Conservation efforts at the national and global scale are increasingly considering climate change, and with good reason. Extreme weather events – increased incidence or prolonged periods of drought, cold, heat, or heavy rainfall – are impacting traditional ways of life around the world with greater regularity.
While we often think of the Adirondacks as being a protected haven in the Northeast, those who’ve lived here or visited for years know that we are not immune to a changing climate.
While our federal, state and local officials, environmental leaders, and climate scientists continue to search for solutions and implement plans to help us adapt to the effects of climate change, land conservation is recognized as a steadfast means of ensuring our natural systems and the communities they support will continue to thrive. The key is resiliency.
Very few places are immune to damage and truly resistant to the impacts of environmental stressors. This makes identifying lands that are more resilient to climate change, especially here in the Adirondacks, so important. Resilient lands tend to host a diversity of plants and animals and contain a variety of features, like mountains, valleys and rivers. A diverse landscape is better able to cope with stressors of a changing climate and recover more quickly after an extreme weather event, thereby creating greater protections for wildlife and humans alike.
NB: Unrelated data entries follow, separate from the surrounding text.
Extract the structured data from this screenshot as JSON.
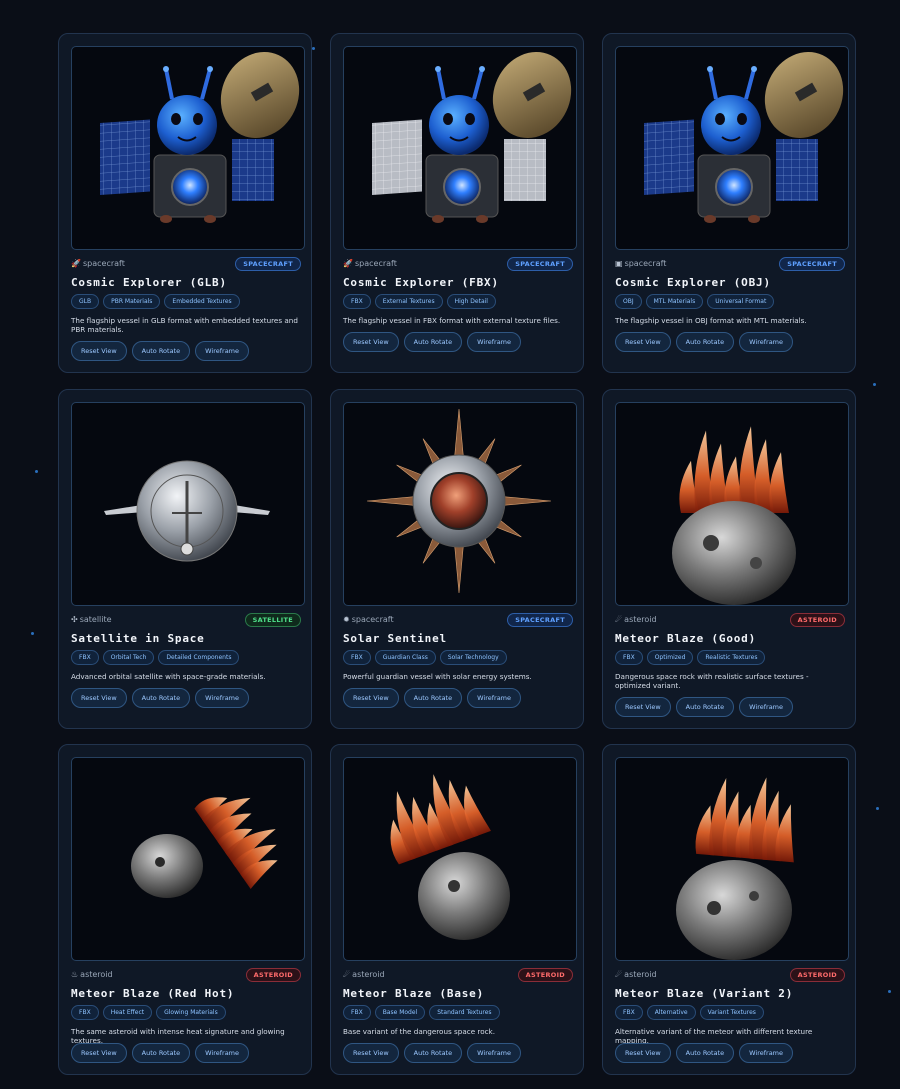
{
  "cards": [
    {
      "type": "spacecraft",
      "type_icon": "rocket-icon",
      "type_glyph": "🚀",
      "badge": "SPACECRAFT",
      "title": "Cosmic Explorer (GLB)",
      "tags": [
        "GLB",
        "PBR Materials",
        "Embedded Textures"
      ],
      "description": "The flagship vessel in GLB format with embedded textures and PBR materials.",
      "model": "explorer"
    },
    {
      "type": "spacecraft",
      "type_icon": "rocket-icon",
      "type_glyph": "🚀",
      "badge": "SPACECRAFT",
      "title": "Cosmic Explorer (FBX)",
      "tags": [
        "FBX",
        "External Textures",
        "High Detail"
      ],
      "description": "The flagship vessel in FBX format with external texture files.",
      "model": "explorer-grey"
    },
    {
      "type": "spacecraft",
      "type_icon": "cube-icon",
      "type_glyph": "▣",
      "badge": "SPACECRAFT",
      "title": "Cosmic Explorer (OBJ)",
      "tags": [
        "OBJ",
        "MTL Materials",
        "Universal Format"
      ],
      "description": "The flagship vessel in OBJ format with MTL materials.",
      "model": "explorer"
    },
    {
      "type": "satellite",
      "type_icon": "satellite-icon",
      "type_glyph": "✣",
      "badge": "SATELLITE",
      "title": "Satellite in Space",
      "tags": [
        "FBX",
        "Orbital Tech",
        "Detailed Components"
      ],
      "description": "Advanced orbital satellite with space-grade materials.",
      "model": "satellite"
    },
    {
      "type": "spacecraft",
      "type_icon": "sun-icon",
      "type_glyph": "✹",
      "badge": "SPACECRAFT",
      "title": "Solar Sentinel",
      "tags": [
        "FBX",
        "Guardian Class",
        "Solar Technology"
      ],
      "description": "Powerful guardian vessel with solar energy systems.",
      "model": "sentinel"
    },
    {
      "type": "asteroid",
      "type_icon": "comet-icon",
      "type_glyph": "☄",
      "badge": "ASTEROID",
      "title": "Meteor Blaze (Good)",
      "tags": [
        "FBX",
        "Optimized",
        "Realistic Textures"
      ],
      "description": "Dangerous space rock with realistic surface textures - optimized variant.",
      "model": "meteor-good"
    },
    {
      "type": "asteroid",
      "type_icon": "fire-icon",
      "type_glyph": "♨",
      "badge": "ASTEROID",
      "title": "Meteor Blaze (Red Hot)",
      "tags": [
        "FBX",
        "Heat Effect",
        "Glowing Materials"
      ],
      "description": "The same asteroid with intense heat signature and glowing textures.",
      "model": "meteor-red"
    },
    {
      "type": "asteroid",
      "type_icon": "comet-icon",
      "type_glyph": "☄",
      "badge": "ASTEROID",
      "title": "Meteor Blaze (Base)",
      "tags": [
        "FBX",
        "Base Model",
        "Standard Textures"
      ],
      "description": "Base variant of the dangerous space rock.",
      "model": "meteor-base"
    },
    {
      "type": "asteroid",
      "type_icon": "comet-icon",
      "type_glyph": "☄",
      "badge": "ASTEROID",
      "title": "Meteor Blaze (Variant 2)",
      "tags": [
        "FBX",
        "Alternative",
        "Variant Textures"
      ],
      "description": "Alternative variant of the meteor with different texture mapping.",
      "model": "meteor-v2"
    }
  ],
  "buttons": {
    "reset": "Reset View",
    "rotate": "Auto Rotate",
    "wireframe": "Wireframe"
  }
}
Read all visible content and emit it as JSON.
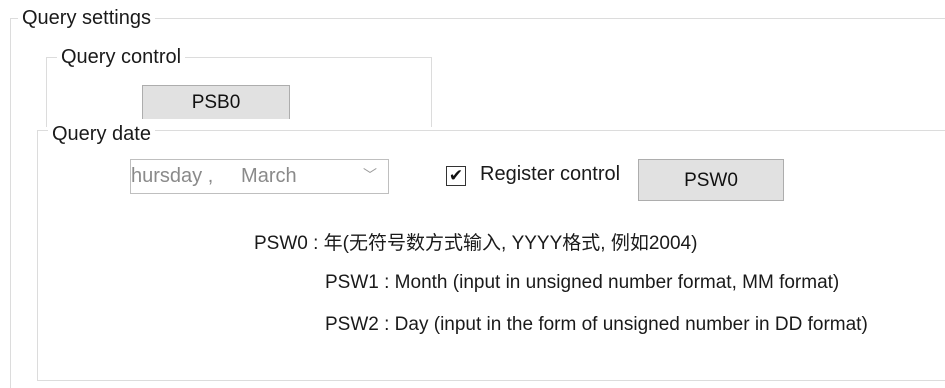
{
  "query_settings": {
    "title": "Query settings"
  },
  "query_control": {
    "title": "Query control",
    "button_label": "PSB0"
  },
  "query_date": {
    "title": "Query date",
    "date_display": "hursday ,     March",
    "register_control": {
      "checked": true,
      "check_glyph": "✔",
      "label": "Register control",
      "button_label": "PSW0"
    },
    "descriptions": [
      "PSW0 : 年(无符号数方式输入, YYYY格式, 例如2004)",
      "PSW1 : Month (input in unsigned number format, MM format)",
      "PSW2 : Day (input in the form of unsigned number in DD format)"
    ]
  },
  "icons": {
    "chevron": "﹀"
  }
}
It is important to factor resiliency into land conservation strategies in the Adirondack Park particularly because of our diverse topography and unique mixture of lands held in public and private ownership. Through private land conservation efforts, we have the capacity to build the Park’s resiliency by identifying and protecting areas with varying degrees of diversity and creating linkages with larger tracts of the Forest Preserve. From geology to elevation, protecting diverse landscapes ensures that we protect the broadest set of habitats and increases the chances that plants and animals can adapt to climate change.